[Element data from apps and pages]

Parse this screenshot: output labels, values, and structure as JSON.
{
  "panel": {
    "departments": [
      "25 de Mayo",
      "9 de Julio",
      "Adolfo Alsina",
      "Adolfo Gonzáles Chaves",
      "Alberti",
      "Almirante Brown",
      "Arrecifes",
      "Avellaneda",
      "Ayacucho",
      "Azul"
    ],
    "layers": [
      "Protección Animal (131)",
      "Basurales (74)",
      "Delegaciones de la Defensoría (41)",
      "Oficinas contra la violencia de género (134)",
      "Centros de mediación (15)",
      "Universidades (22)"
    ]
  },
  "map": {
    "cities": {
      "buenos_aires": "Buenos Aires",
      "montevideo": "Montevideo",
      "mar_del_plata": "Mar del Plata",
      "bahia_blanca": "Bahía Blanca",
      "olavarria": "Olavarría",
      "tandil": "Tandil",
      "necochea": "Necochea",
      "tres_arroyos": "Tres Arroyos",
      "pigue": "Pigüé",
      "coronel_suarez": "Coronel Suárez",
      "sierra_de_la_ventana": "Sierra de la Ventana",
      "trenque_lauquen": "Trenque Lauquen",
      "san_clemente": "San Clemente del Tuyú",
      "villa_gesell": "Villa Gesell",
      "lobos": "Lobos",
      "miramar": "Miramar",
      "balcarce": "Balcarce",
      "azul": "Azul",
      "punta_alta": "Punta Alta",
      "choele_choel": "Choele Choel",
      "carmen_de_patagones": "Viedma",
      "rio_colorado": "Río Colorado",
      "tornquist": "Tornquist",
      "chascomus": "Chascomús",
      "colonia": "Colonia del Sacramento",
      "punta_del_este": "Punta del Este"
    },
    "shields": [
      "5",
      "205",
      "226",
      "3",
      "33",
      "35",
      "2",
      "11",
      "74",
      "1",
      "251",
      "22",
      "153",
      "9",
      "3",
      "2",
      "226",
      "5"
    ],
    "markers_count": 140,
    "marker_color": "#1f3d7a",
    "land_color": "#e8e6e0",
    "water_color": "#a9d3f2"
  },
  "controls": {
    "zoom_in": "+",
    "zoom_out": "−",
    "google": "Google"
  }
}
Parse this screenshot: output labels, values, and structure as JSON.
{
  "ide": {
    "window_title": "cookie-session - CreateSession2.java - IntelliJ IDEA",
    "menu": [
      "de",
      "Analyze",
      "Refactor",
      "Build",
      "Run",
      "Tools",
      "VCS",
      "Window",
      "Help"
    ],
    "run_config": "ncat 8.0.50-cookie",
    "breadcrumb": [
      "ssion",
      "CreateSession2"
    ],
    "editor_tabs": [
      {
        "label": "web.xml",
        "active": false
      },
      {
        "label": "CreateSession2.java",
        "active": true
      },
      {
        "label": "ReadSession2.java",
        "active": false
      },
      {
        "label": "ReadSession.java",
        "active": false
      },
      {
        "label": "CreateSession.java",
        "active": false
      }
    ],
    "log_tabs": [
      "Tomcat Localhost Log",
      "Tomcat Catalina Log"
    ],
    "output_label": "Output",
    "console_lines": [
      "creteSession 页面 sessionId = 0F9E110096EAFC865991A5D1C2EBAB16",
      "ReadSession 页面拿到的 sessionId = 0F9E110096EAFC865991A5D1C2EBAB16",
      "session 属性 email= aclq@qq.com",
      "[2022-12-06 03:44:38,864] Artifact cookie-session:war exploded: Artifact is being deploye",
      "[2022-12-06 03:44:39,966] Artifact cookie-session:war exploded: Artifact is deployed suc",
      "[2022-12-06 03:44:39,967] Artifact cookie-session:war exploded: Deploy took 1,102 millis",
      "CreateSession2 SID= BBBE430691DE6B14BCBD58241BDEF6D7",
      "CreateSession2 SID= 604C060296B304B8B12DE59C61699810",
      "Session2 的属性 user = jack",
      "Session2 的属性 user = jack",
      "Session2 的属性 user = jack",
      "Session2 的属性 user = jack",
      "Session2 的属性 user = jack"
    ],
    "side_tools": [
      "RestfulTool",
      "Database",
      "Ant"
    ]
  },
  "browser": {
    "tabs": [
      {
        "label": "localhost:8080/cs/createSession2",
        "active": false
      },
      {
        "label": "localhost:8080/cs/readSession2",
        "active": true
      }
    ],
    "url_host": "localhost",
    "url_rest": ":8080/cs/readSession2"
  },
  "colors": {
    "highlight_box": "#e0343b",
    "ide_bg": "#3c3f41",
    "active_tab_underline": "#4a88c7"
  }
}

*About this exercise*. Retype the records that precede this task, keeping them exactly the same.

*Reply*.
Parse this screenshot: output labels, values, and structure as JSON.
{
  "panel": {
    "departments": [
      "25 de Mayo",
      "9 de Julio",
      "Adolfo Alsina",
      "Adolfo Gonzáles Chaves",
      "Alberti",
      "Almirante Brown",
      "Arrecifes",
      "Avellaneda",
      "Ayacucho",
      "Azul"
    ],
    "layers": [
      "Protección Animal (131)",
      "Basurales (74)",
      "Delegaciones de la Defensoría (41)",
      "Oficinas contra la violencia de género (134)",
      "Centros de mediación (15)",
      "Universidades (22)"
    ]
  },
  "map": {
    "cities": {
      "buenos_aires": "Buenos Aires",
      "montevideo": "Montevideo",
      "mar_del_plata": "Mar del Plata",
      "bahia_blanca": "Bahía Blanca",
      "olavarria": "Olavarría",
      "tandil": "Tandil",
      "necochea": "Necochea",
      "tres_arroyos": "Tres Arroyos",
      "pigue": "Pigüé",
      "coronel_suarez": "Coronel Suárez",
      "sierra_de_la_ventana": "Sierra de la Ventana",
      "trenque_lauquen": "Trenque Lauquen",
      "san_clemente": "San Clemente del Tuyú",
      "villa_gesell": "Villa Gesell",
      "lobos": "Lobos",
      "miramar": "Miramar",
      "balcarce": "Balcarce",
      "azul": "Azul",
      "punta_alta": "Punta Alta",
      "choele_choel": "Choele Choel",
      "carmen_de_patagones": "Viedma",
      "rio_colorado": "Río Colorado",
      "tornquist": "Tornquist",
      "chascomus": "Chascomús",
      "colonia": "Colonia del Sacramento",
      "punta_del_este": "Punta del Este"
    },
    "shields": [
      "5",
      "205",
      "226",
      "3",
      "33",
      "35",
      "2",
      "11",
      "74",
      "1",
      "251",
      "22",
      "153",
      "9",
      "3",
      "2",
      "226",
      "5"
    ],
    "markers_count": 140,
    "marker_color": "#1f3d7a",
    "land_color": "#e8e6e0",
    "water_color": "#a9d3f2"
  },
  "controls": {
    "zoom_in": "+",
    "zoom_out": "−",
    "google": "Google"
  }
}
Parse this screenshot: output labels, values, and structure as JSON.
{
  "ide": {
    "window_title": "cookie-session - CreateSession2.java - IntelliJ IDEA",
    "menu": [
      "de",
      "Analyze",
      "Refactor",
      "Build",
      "Run",
      "Tools",
      "VCS",
      "Window",
      "Help"
    ],
    "run_config": "ncat 8.0.50-cookie",
    "breadcrumb": [
      "ssion",
      "CreateSession2"
    ],
    "editor_tabs": [
      {
        "label": "web.xml",
        "active": false
      },
      {
        "label": "CreateSession2.java",
        "active": true
      },
      {
        "label": "ReadSession2.java",
        "active": false
      },
      {
        "label": "ReadSession.java",
        "active": false
      },
      {
        "label": "CreateSession.java",
        "active": false
      }
    ],
    "log_tabs": [
      "Tomcat Localhost Log",
      "Tomcat Catalina Log"
    ],
    "output_label": "Output",
    "console_lines": [
      "creteSession 页面 sessionId = 0F9E110096EAFC865991A5D1C2EBAB16",
      "ReadSession 页面拿到的 sessionId = 0F9E110096EAFC865991A5D1C2EBAB16",
      "session 属性 email= aclq@qq.com",
      "[2022-12-06 03:44:38,864] Artifact cookie-session:war exploded: Artifact is being deploye",
      "[2022-12-06 03:44:39,966] Artifact cookie-session:war exploded: Artifact is deployed suc",
      "[2022-12-06 03:44:39,967] Artifact cookie-session:war exploded: Deploy took 1,102 millis",
      "CreateSession2 SID= BBBE430691DE6B14BCBD58241BDEF6D7",
      "CreateSession2 SID= 604C060296B304B8B12DE59C61699810",
      "Session2 的属性 user = jack",
      "Session2 的属性 user = jack",
      "Session2 的属性 user = jack",
      "Session2 的属性 user = jack",
      "Session2 的属性 user = jack"
    ],
    "side_tools": [
      "RestfulTool",
      "Database",
      "Ant"
    ]
  },
  "browser": {
    "tabs": [
      {
        "label": "localhost:8080/cs/createSession2",
        "active": false
      },
      {
        "label": "localhost:8080/cs/readSession2",
        "active": true
      }
    ],
    "url_host": "localhost",
    "url_rest": ":8080/cs/readSession2"
  },
  "colors": {
    "highlight_box": "#e0343b",
    "ide_bg": "#3c3f41",
    "active_tab_underline": "#4a88c7"
  }
}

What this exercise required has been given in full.